:: SOURCE RECORDS
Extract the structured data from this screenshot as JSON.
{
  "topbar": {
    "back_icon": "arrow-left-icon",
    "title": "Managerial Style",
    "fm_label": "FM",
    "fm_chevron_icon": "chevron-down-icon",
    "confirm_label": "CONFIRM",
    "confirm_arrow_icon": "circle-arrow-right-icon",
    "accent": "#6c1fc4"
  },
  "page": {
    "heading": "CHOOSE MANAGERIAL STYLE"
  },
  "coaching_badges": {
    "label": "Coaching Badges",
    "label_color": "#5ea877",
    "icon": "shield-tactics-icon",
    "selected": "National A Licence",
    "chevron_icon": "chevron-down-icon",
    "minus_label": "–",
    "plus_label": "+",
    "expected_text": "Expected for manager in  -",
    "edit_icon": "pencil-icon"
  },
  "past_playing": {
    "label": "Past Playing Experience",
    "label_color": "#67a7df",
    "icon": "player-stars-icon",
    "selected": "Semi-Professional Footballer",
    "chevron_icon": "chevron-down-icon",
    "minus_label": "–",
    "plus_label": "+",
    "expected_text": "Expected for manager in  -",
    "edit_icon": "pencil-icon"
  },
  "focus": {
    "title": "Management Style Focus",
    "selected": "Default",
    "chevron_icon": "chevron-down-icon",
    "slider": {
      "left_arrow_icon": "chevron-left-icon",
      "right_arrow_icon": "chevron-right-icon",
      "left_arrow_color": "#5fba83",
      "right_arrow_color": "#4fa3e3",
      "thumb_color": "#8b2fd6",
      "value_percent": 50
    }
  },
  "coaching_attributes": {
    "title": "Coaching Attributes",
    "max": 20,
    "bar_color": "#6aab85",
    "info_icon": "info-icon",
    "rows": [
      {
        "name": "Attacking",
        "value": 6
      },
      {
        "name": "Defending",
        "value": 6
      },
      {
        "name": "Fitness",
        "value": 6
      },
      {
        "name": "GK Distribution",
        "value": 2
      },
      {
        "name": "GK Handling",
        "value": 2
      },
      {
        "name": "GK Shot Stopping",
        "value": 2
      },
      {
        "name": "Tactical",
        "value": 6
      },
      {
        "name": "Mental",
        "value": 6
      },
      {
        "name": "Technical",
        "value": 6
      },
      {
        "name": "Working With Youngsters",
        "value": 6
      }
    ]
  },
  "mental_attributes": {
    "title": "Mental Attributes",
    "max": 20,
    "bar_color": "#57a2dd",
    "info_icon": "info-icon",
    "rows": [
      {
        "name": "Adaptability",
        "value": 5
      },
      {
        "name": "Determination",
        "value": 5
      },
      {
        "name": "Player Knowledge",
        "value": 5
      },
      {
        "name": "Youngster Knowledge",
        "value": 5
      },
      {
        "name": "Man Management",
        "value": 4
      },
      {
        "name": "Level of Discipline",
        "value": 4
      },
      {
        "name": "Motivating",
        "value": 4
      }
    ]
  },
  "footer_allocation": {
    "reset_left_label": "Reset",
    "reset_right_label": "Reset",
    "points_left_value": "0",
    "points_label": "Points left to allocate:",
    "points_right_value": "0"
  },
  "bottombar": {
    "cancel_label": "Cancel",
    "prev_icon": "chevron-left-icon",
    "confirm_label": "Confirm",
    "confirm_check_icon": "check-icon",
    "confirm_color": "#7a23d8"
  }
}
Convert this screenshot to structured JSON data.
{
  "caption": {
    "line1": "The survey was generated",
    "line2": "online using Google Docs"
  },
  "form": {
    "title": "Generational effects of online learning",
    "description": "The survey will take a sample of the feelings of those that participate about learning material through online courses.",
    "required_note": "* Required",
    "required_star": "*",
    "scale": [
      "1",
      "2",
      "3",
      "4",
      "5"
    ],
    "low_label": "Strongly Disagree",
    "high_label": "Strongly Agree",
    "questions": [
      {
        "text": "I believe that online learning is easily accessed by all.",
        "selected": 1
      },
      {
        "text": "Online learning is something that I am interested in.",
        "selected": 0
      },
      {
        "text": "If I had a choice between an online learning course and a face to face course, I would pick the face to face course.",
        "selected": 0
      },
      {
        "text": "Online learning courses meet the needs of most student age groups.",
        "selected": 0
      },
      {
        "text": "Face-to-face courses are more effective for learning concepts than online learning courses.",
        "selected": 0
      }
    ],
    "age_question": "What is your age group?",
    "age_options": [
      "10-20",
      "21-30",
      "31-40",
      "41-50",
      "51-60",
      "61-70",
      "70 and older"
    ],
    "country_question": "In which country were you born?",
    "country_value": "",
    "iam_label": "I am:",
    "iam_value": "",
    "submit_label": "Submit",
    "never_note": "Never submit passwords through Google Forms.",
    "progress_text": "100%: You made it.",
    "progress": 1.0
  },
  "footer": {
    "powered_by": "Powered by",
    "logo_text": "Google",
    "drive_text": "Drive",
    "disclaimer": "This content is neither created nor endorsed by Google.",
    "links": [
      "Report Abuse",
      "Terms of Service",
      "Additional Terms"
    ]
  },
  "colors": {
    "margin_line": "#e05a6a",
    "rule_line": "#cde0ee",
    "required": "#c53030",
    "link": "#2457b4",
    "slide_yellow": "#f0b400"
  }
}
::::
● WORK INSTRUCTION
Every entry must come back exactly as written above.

● OUTPUT FOR THIS TASK
Extract the structured data from this screenshot as JSON.
{
  "topbar": {
    "back_icon": "arrow-left-icon",
    "title": "Managerial Style",
    "fm_label": "FM",
    "fm_chevron_icon": "chevron-down-icon",
    "confirm_label": "CONFIRM",
    "confirm_arrow_icon": "circle-arrow-right-icon",
    "accent": "#6c1fc4"
  },
  "page": {
    "heading": "CHOOSE MANAGERIAL STYLE"
  },
  "coaching_badges": {
    "label": "Coaching Badges",
    "label_color": "#5ea877",
    "icon": "shield-tactics-icon",
    "selected": "National A Licence",
    "chevron_icon": "chevron-down-icon",
    "minus_label": "–",
    "plus_label": "+",
    "expected_text": "Expected for manager in  -",
    "edit_icon": "pencil-icon"
  },
  "past_playing": {
    "label": "Past Playing Experience",
    "label_color": "#67a7df",
    "icon": "player-stars-icon",
    "selected": "Semi-Professional Footballer",
    "chevron_icon": "chevron-down-icon",
    "minus_label": "–",
    "plus_label": "+",
    "expected_text": "Expected for manager in  -",
    "edit_icon": "pencil-icon"
  },
  "focus": {
    "title": "Management Style Focus",
    "selected": "Default",
    "chevron_icon": "chevron-down-icon",
    "slider": {
      "left_arrow_icon": "chevron-left-icon",
      "right_arrow_icon": "chevron-right-icon",
      "left_arrow_color": "#5fba83",
      "right_arrow_color": "#4fa3e3",
      "thumb_color": "#8b2fd6",
      "value_percent": 50
    }
  },
  "coaching_attributes": {
    "title": "Coaching Attributes",
    "max": 20,
    "bar_color": "#6aab85",
    "info_icon": "info-icon",
    "rows": [
      {
        "name": "Attacking",
        "value": 6
      },
      {
        "name": "Defending",
        "value": 6
      },
      {
        "name": "Fitness",
        "value": 6
      },
      {
        "name": "GK Distribution",
        "value": 2
      },
      {
        "name": "GK Handling",
        "value": 2
      },
      {
        "name": "GK Shot Stopping",
        "value": 2
      },
      {
        "name": "Tactical",
        "value": 6
      },
      {
        "name": "Mental",
        "value": 6
      },
      {
        "name": "Technical",
        "value": 6
      },
      {
        "name": "Working With Youngsters",
        "value": 6
      }
    ]
  },
  "mental_attributes": {
    "title": "Mental Attributes",
    "max": 20,
    "bar_color": "#57a2dd",
    "info_icon": "info-icon",
    "rows": [
      {
        "name": "Adaptability",
        "value": 5
      },
      {
        "name": "Determination",
        "value": 5
      },
      {
        "name": "Player Knowledge",
        "value": 5
      },
      {
        "name": "Youngster Knowledge",
        "value": 5
      },
      {
        "name": "Man Management",
        "value": 4
      },
      {
        "name": "Level of Discipline",
        "value": 4
      },
      {
        "name": "Motivating",
        "value": 4
      }
    ]
  },
  "footer_allocation": {
    "reset_left_label": "Reset",
    "reset_right_label": "Reset",
    "points_left_value": "0",
    "points_label": "Points left to allocate:",
    "points_right_value": "0"
  },
  "bottombar": {
    "cancel_label": "Cancel",
    "prev_icon": "chevron-left-icon",
    "confirm_label": "Confirm",
    "confirm_check_icon": "check-icon",
    "confirm_color": "#7a23d8"
  }
}
Convert this screenshot to structured JSON data.
{
  "caption": {
    "line1": "The survey was generated",
    "line2": "online using Google Docs"
  },
  "form": {
    "title": "Generational effects of online learning",
    "description": "The survey will take a sample of the feelings of those that participate about learning material through online courses.",
    "required_note": "* Required",
    "required_star": "*",
    "scale": [
      "1",
      "2",
      "3",
      "4",
      "5"
    ],
    "low_label": "Strongly Disagree",
    "high_label": "Strongly Agree",
    "questions": [
      {
        "text": "I believe that online learning is easily accessed by all.",
        "selected": 1
      },
      {
        "text": "Online learning is something that I am interested in.",
        "selected": 0
      },
      {
        "text": "If I had a choice between an online learning course and a face to face course, I would pick the face to face course.",
        "selected": 0
      },
      {
        "text": "Online learning courses meet the needs of most student age groups.",
        "selected": 0
      },
      {
        "text": "Face-to-face courses are more effective for learning concepts than online learning courses.",
        "selected": 0
      }
    ],
    "age_question": "What is your age group?",
    "age_options": [
      "10-20",
      "21-30",
      "31-40",
      "41-50",
      "51-60",
      "61-70",
      "70 and older"
    ],
    "country_question": "In which country were you born?",
    "country_value": "",
    "iam_label": "I am:",
    "iam_value": "",
    "submit_label": "Submit",
    "never_note": "Never submit passwords through Google Forms.",
    "progress_text": "100%: You made it.",
    "progress": 1.0
  },
  "footer": {
    "powered_by": "Powered by",
    "logo_text": "Google",
    "drive_text": "Drive",
    "disclaimer": "This content is neither created nor endorsed by Google.",
    "links": [
      "Report Abuse",
      "Terms of Service",
      "Additional Terms"
    ]
  },
  "colors": {
    "margin_line": "#e05a6a",
    "rule_line": "#cde0ee",
    "required": "#c53030",
    "link": "#2457b4",
    "slide_yellow": "#f0b400"
  }
}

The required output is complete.